I’m headed in to the TD Garden in Boston this evening for a charity event at tonight’s Bruins vs. Washington Capitals game.  Bostonians over 30 like me still call it “the New Garden”, giving the 16-year old building its rightfully subordinate place beneath the revered Boston Garden of our youth – the smoky, steep sweatbox with loads of obstructed view seats that was demolished in 1997.

For a couple of winters in the early 1970′s the Bruins shared the Garden with their mortal rivals – the New England Whalers of the World Hockey Association.   The existence of the WHA created a form of de facto free agency for NHL players who were previously bound to their teams by the reserve clause.  More than 60 NHL players jumped to the WHA for the league’s debut season in the winter of 1972-73.  The Bruins lost their scoring star Derek Sanderson who signed a five-year, $2.6 million deal with the Philadelphia Blazers that briefly made him the highest paid athlete on Earth.

But the WHA’s biggest coup was signing Chicago Blackhawks star Bobby Hull to a ten-year deal prior to the 1972 season.  “The Golden Jet” would play for the WHA’s Winnipeg Jets franchise, whose name was inspired by the superstar himself.  Hull became the face of the WHA for marketing purposes, to the point where he is pictured smiling on the cover of this January 30th, 1973 New England Whalers program, even though the Whalers foe that night was not Hull’s Jets, but rather the Cleveland Crusaders.

The Whalers played two years at Garden from 1972 to 1974 before moving to the newly opened Hartford Civic Center for the 1974-75 season.  The Whalers were one of four WHA clubs accepted into the NHL for a $6 million expansion fee in a merger between the two leagues in 1979.  Known as the Hartford Whalers from 1979 to 1997, the club moved south in 1997 and is today known as the Carolina Hurricanes.

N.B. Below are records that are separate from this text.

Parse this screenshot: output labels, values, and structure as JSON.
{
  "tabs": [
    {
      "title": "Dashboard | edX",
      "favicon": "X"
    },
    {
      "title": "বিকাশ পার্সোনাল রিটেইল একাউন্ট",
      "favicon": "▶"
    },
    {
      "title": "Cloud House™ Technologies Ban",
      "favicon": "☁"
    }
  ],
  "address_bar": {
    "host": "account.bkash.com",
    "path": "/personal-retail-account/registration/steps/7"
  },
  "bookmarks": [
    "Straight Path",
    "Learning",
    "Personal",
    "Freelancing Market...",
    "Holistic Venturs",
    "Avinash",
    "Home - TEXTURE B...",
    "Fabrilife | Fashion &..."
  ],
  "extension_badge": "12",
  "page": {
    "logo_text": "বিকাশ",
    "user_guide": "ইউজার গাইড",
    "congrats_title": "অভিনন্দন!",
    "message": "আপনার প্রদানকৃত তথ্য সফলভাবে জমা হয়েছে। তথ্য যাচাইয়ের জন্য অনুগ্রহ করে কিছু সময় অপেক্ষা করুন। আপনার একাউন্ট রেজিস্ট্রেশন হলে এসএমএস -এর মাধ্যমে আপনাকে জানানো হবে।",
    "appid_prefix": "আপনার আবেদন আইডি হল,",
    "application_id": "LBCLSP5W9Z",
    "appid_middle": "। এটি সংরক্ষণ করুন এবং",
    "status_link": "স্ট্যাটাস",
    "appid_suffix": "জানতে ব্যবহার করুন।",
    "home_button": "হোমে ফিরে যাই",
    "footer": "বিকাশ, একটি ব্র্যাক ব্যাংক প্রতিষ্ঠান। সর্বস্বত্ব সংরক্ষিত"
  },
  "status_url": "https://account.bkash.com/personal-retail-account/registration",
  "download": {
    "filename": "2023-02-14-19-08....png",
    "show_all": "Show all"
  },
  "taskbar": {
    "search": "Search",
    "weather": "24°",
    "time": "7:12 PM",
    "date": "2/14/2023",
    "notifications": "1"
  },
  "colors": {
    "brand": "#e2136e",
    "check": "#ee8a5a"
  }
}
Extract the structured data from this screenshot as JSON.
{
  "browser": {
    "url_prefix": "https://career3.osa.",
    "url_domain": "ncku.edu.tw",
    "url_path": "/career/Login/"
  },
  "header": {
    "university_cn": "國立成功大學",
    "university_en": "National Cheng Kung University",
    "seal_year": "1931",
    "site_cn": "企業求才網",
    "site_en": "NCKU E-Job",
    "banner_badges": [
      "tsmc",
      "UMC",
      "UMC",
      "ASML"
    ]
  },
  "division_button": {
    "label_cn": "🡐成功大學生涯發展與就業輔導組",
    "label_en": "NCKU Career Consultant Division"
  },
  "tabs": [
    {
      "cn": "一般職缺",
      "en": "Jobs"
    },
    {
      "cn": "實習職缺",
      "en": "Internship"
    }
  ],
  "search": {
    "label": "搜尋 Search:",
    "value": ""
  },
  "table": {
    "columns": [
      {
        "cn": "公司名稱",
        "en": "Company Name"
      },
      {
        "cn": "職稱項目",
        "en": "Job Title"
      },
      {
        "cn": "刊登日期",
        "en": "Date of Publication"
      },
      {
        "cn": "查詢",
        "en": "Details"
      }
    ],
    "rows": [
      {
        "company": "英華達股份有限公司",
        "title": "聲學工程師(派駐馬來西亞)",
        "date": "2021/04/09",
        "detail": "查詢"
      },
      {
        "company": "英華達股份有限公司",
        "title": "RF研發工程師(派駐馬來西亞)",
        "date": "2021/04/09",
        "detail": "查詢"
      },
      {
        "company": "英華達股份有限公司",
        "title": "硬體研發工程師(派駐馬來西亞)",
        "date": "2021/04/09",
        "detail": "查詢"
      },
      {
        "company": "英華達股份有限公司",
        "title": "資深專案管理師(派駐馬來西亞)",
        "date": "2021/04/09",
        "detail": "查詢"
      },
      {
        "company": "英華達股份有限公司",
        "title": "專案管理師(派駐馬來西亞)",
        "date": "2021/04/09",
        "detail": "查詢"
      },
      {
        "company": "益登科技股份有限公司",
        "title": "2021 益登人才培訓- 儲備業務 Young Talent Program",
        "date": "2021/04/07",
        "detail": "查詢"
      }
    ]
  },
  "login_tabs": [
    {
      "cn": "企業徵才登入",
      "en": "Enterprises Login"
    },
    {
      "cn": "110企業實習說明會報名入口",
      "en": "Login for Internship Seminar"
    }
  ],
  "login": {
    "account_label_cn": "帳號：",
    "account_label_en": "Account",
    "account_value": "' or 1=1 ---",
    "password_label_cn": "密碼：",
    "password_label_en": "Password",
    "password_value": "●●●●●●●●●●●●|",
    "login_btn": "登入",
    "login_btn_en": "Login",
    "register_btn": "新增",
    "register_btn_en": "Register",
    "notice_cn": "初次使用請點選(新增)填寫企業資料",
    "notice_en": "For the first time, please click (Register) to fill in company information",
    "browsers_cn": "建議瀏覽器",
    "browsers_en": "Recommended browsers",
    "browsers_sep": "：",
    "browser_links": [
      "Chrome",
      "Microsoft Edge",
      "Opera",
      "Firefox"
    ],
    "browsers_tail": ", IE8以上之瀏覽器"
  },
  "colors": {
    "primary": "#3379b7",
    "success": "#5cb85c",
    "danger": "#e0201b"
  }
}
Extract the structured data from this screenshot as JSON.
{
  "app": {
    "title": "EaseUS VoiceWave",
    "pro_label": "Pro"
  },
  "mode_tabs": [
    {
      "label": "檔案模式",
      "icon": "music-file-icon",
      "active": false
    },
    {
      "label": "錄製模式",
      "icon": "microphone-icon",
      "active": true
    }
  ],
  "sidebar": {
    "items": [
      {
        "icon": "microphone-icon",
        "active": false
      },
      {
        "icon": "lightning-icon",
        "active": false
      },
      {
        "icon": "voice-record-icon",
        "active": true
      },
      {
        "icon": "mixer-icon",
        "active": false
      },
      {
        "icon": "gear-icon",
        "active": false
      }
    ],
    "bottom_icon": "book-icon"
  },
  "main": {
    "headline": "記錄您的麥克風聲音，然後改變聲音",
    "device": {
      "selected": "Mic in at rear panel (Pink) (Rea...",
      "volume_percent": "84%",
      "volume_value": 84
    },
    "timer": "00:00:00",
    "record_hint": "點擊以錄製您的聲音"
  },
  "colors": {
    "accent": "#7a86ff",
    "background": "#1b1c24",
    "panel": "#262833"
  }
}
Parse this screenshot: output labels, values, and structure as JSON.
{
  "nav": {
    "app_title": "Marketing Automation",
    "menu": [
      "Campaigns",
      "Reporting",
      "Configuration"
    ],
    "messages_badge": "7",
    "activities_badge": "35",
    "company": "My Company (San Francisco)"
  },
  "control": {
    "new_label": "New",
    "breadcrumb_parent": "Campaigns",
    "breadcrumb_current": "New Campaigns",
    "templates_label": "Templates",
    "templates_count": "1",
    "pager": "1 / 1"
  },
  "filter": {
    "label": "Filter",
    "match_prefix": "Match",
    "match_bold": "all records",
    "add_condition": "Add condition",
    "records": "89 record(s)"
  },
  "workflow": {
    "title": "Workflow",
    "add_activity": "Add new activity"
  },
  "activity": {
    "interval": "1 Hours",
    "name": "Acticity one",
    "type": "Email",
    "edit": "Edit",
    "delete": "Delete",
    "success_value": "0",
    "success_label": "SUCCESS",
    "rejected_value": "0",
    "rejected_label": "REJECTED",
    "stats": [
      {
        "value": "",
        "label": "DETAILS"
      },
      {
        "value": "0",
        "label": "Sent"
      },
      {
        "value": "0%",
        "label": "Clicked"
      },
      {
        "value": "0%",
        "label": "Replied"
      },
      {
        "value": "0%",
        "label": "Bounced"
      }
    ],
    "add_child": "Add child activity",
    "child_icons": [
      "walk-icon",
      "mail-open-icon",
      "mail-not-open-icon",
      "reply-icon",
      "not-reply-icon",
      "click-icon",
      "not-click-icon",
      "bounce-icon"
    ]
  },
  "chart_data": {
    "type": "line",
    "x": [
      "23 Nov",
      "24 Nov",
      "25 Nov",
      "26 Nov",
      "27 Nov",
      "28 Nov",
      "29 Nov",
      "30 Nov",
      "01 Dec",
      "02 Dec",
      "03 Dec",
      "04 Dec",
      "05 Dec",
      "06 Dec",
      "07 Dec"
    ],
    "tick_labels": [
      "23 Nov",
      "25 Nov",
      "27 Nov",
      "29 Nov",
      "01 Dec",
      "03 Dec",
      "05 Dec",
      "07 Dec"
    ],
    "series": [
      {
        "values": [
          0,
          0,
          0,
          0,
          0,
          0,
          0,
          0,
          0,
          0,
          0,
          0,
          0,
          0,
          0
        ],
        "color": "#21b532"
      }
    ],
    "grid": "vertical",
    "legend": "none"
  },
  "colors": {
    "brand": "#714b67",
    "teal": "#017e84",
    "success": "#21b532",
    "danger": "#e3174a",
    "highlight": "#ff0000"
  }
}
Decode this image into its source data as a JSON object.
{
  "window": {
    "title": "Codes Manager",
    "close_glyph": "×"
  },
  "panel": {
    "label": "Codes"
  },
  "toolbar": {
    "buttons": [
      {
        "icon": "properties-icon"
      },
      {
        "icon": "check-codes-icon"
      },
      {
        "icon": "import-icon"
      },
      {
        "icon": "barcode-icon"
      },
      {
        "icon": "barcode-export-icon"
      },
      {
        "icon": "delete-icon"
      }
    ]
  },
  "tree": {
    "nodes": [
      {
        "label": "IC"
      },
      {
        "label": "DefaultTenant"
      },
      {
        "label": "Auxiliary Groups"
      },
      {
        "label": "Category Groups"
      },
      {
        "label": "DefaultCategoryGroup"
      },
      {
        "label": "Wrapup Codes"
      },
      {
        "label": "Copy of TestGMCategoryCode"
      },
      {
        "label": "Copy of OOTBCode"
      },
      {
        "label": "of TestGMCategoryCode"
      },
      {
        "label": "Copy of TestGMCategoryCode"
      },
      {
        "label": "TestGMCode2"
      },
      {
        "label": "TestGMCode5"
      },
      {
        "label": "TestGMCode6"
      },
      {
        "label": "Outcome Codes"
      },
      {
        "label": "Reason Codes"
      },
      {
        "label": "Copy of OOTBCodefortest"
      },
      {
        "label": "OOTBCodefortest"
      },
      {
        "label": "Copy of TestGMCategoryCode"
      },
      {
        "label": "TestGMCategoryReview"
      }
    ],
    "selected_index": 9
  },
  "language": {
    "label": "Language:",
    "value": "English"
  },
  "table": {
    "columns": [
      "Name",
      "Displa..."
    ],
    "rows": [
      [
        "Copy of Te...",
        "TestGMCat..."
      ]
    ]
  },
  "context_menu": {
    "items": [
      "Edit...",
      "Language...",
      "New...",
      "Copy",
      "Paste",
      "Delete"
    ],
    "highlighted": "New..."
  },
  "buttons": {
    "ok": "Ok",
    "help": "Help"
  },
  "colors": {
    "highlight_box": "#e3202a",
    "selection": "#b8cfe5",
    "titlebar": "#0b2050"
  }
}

Here is a some great video of Hull getting after the Chicago Cougars in the WHA days…


Written by andycrossley

March 29th, 2012 at 4:37 pm